  4. McMartin K, Jacobsen D, Hovda KE. Antidotes for poisoning by alcohols that form toxic metabolites. Br J Clin Pharmacol. 2016; 81 (3): p.505-515. doi: 10.1111/bcp.12824 . | Open in Read by QxMD
  5. Goh ET, Morgan MY. Review article: pharmacotherapy for alcohol dependence - the why, the what and the wherefore. Aliment Pharmacol Ther. 2017; 45 (7): p.865-882. doi: 10.1111/apt.13965 . | Open in Read by QxMD
  6. Molina DK, DiMaio VJM. Normal Organ Weights in Men. The American Journal of Forensic Medicine and Pathology. 2012; 33 (4): p.368-372. doi: 10.1097/paf.0b013e31823d29ad . | Open in Read by QxMD
  7. Molina DK, DiMaio VJM. Normal Organ Weights in Women. The American Journal of Forensic Medicine and Pathology. 2015; 36 (3): p.182-187. doi: 10.1097/paf.0000000000000175 . | Open in Read by QxMD
  8. Kumar V, Abbas AK, Aster JC. Robbins & Cotran Pathologic Basis of Disease.

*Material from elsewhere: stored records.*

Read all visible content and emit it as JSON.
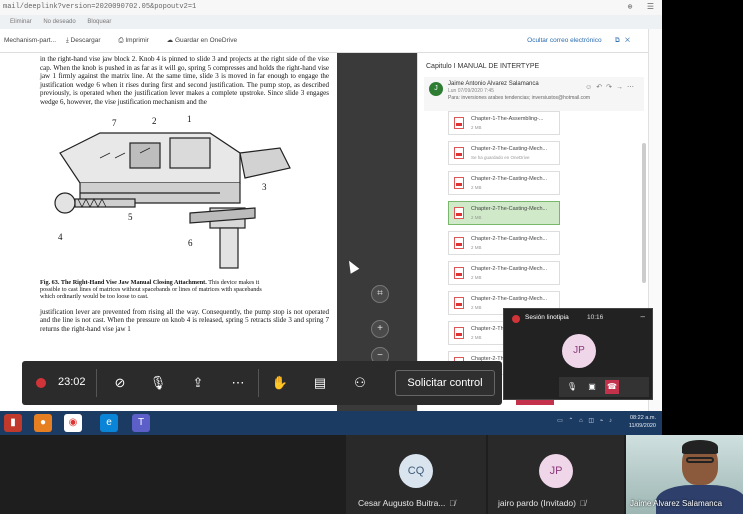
{
  "browser": {
    "url": "mail/deeplink?version=2020090702.05&popoutv2=1",
    "tabs": [
      "Eliminar",
      "No deseado",
      "Bloquear"
    ]
  },
  "toolbar": {
    "attachment": "Mechanism-part...",
    "download": "Descargar",
    "print": "Imprimir",
    "save_onedrive": "Guardar en OneDrive",
    "hide_email": "Ocultar correo electrónico"
  },
  "document": {
    "para1": "in the right-hand vise jaw block 2. Knob 4 is pinned to slide 3 and projects at the right side of the vise cap. When the knob is pushed in as far as it will go, spring 5 compresses and holds the right-hand vise jaw 1 firmly against the matrix line. At the same time, slide 3 is moved in far enough to engage the justification wedge 6 when it rises during first and second justification. The pump stop, as described previously, is operated when the justification lever makes a complete upstroke. Since slide 3 engages wedge 6, however, the vise justification mechanism and the",
    "fig_labels": [
      "7",
      "2",
      "1",
      "3",
      "5",
      "4",
      "6"
    ],
    "caption_bold": "Fig. 63. The Right-Hand Vise Jaw Manual Closing Attachment.",
    "caption": "This device makes it possible to cast lines of matrices without spacebands or lines of matrices with spacebands which ordinarily would be too loose to cast.",
    "para2": "justification lever are prevented from rising all the way. Consequently, the pump stop is not operated and the line is not cast. When the pressure on knob 4 is released, spring 5 retracts slide 3 and spring 7 returns the right-hand vise jaw 1"
  },
  "mail": {
    "subject": "Capitulo I MANUAL DE INTERTYPE",
    "sender_initial": "J",
    "sender_name": "Jaime Antonio Alvarez Salamanca",
    "date": "Lun 07/09/2020 7:45",
    "to": "Para: inversiones arabes tendencias; inversiustos@hotmail.com",
    "attachments": [
      {
        "name": "Chapter-1-The-Assembling-...",
        "size": "2 MB"
      },
      {
        "name": "Chapter-2-The-Casting-Mech...",
        "size": "Se ha guardado en OneDrive"
      },
      {
        "name": "Chapter-2-The-Casting-Mech...",
        "size": "2 MB"
      },
      {
        "name": "Chapter-2-The-Casting-Mech...",
        "size": "2 MB"
      },
      {
        "name": "Chapter-2-The-Casting-Mech...",
        "size": "2 MB"
      },
      {
        "name": "Chapter-2-The-Casting-Mech...",
        "size": "2 MB"
      },
      {
        "name": "Chapter-2-The-Casting-Mech...",
        "size": "2 MB"
      },
      {
        "name": "Chapter-2-The-Casting-Mech...",
        "size": "2 MB"
      },
      {
        "name": "Chapter-2-The-...",
        "size": "2 MB"
      }
    ],
    "selected_index": 3
  },
  "meeting": {
    "timer": "23:02",
    "request_control": "Solicitar control",
    "mini_title": "Sesión linotipia",
    "mini_time": "10:16",
    "mini_avatar": "JP"
  },
  "taskbar": {
    "time": "08:22 a.m.",
    "date": "11/09/2020"
  },
  "participants": [
    {
      "initials": "CQ",
      "name": "Cesar Augusto Buitra..."
    },
    {
      "initials": "JP",
      "name": "jairo pardo (Invitado)"
    },
    {
      "name": "Jaime Alvarez Salamanca"
    }
  ]
}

Elsevier Saunders ; 2014
  9. Drake R, Vogl AW, Mitchell AWM. Gray's Anatomy for Students International Edition. Elsevier Health Sciences ; 2009
  10. Hall JE. Guyton and Hall Textbook of Medical Physiology. Elsevier ; 2016